Gregg’s friendly, warm smile greeted us, and Peter displayed none of the initial nervousness that usually comes with meeting new people. Angela was preparing class materials in the kitchen, so we sat and waited for the other student, enjoying some water and conversation. While I noticed the sun streaking through the windows onto the mellow gold painted brick wall, we listened to music that further brought Peter and me to a feeling of “home.” Bjork and Leonard Cohen took me back to our loft-living days, and even though Peter was only 3 at the time, I know he felt it too.
Once our fellow student arrived, we chose some tea to drink (thai tea I purchased today because it was so delicious for me, and raspberry ginger for Peter) and found our way into the kitchen for our lesson. Peter was being careless with his feet when we first sat down and kicked over a basket of veggies. I know I should be more patient with him. I guess I was still in the “everyday life” mode instead of the “enjoy this amazing opportunity with your extraordinary kid” mode I quickly found as he asked questions and talked about his experiences with the rest of the adults.
We cooked a stuffed veggie “meat” loaf, squash with candied nuts and raisins, stuffing with fresh herbs, and magnificent pumpkin muffins. Peter had his eye on the squash all day. Constantly checking the clock on the oven, comparing with the watch in his hand…the entire class he paid attention to preparation methods, asking which things he could do at home, and offering some of his opinions on vegetarianism as a child, and as a person in a non-vegetarian world.
Throughout the day, we learned about nutrition, the experiences of our teachers, and cooking techniques we will use from now on, forever.
When it was time to eat together, Peter ate more than I have ever seen him eat in one sitting, commenting all the while how delicious the food was, and enjoying the company of our teachers and the other student. He asked to take an extra muffin to his dad, and wanted to take his recipies to his dad and stepmom so they could help him prepare some of the food we made. He wanted to show them that vegan food can be delicious.
I hardly wanted to take him back, though I know he was thrilled to show his dad what he learned, and I missed Ella something terrible by the time we were back in the car.
Sometimes it takes moments apart from everyday life to recognize that what we teach our children literally makes them who they are. I’m so proud of who Peter is becoming, and I’m grateful to be his mother.
At the Detroit Waldorf School, where Peter attended pre-kindergarten, his teacher told me that Peter was given to me because I am the only person in the world who could be his mother. Understanding that with all his challenges – he’s my child because I’m the best mother for him, has given me great strength when I’ve had to stand up for his needs as a child with Asperger Syndrome. I learn more every day that parenting Peter is extroardinarily challenging precisely because he is such a special person.

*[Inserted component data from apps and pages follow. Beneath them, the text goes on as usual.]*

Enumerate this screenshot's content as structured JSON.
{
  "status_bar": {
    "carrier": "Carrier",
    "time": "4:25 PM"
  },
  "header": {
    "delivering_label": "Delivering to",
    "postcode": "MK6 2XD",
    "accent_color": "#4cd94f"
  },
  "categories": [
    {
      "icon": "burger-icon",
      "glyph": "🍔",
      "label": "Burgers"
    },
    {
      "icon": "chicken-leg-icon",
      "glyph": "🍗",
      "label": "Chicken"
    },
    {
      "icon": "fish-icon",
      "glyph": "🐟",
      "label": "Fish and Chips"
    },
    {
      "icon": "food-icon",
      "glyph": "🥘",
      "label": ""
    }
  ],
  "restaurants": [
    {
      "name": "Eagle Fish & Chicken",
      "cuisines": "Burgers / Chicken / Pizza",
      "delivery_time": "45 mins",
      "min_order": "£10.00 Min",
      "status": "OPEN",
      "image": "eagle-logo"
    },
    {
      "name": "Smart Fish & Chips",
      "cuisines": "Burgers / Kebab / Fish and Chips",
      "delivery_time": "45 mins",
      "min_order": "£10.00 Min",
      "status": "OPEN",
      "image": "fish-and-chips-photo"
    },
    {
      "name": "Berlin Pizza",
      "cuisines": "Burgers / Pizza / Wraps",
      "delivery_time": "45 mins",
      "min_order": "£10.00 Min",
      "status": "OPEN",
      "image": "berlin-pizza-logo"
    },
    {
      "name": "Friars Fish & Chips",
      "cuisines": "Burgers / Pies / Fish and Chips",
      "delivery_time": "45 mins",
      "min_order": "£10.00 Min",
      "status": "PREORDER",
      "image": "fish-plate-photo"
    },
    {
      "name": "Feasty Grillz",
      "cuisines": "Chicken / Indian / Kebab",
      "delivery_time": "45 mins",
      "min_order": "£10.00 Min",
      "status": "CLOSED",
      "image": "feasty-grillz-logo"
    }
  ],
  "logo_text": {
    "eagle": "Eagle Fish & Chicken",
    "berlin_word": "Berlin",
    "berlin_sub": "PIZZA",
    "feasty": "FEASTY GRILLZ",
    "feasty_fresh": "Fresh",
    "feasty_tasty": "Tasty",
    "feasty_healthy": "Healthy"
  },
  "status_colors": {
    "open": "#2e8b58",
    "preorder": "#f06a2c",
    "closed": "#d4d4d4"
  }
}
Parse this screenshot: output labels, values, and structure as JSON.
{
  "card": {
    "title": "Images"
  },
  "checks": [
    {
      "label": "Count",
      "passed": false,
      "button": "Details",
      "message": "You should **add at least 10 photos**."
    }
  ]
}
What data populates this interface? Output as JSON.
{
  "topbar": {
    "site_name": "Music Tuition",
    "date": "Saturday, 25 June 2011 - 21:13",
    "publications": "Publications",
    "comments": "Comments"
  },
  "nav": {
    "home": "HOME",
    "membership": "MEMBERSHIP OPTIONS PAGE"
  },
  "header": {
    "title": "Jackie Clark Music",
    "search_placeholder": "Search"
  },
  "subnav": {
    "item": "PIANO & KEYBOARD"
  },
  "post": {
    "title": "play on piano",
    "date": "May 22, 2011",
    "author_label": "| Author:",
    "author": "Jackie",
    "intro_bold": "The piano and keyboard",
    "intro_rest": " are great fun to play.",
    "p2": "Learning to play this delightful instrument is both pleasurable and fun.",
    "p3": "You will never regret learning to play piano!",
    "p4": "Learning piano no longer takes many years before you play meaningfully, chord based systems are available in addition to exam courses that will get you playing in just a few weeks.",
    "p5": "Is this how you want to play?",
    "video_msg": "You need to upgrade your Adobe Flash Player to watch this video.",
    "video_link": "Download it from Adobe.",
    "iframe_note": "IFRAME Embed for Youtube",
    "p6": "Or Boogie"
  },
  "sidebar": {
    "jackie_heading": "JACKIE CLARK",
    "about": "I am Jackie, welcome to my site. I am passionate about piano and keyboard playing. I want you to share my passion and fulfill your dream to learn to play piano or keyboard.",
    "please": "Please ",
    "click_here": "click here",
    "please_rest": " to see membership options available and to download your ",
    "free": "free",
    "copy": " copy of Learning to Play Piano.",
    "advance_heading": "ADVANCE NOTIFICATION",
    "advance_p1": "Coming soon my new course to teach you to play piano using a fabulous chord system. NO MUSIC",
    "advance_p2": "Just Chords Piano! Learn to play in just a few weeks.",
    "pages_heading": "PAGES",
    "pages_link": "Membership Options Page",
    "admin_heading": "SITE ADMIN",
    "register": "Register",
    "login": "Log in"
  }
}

J has a theory that the children who provide the most frustrations and challengeas young people are those who will grow to be people who change the world. Maybe he’s right. All I know is that my children have changed my world. Their high needs have made me highly-responsive, and I appreciate the fine-tuning my personality has received as a result.
I forget that it’s not every kid who, at almost 10, is a lifelong vegetarian and animal-rights activist, occasional practicioner of yoga, and great lover of books and hiking. I’ll need to remember this next time he’s whining about not enough pokemon time, or having to re-do his homework.
I’m so grateful to have rediscovered my son, and what “home” feels like, in someone else’s kitchen.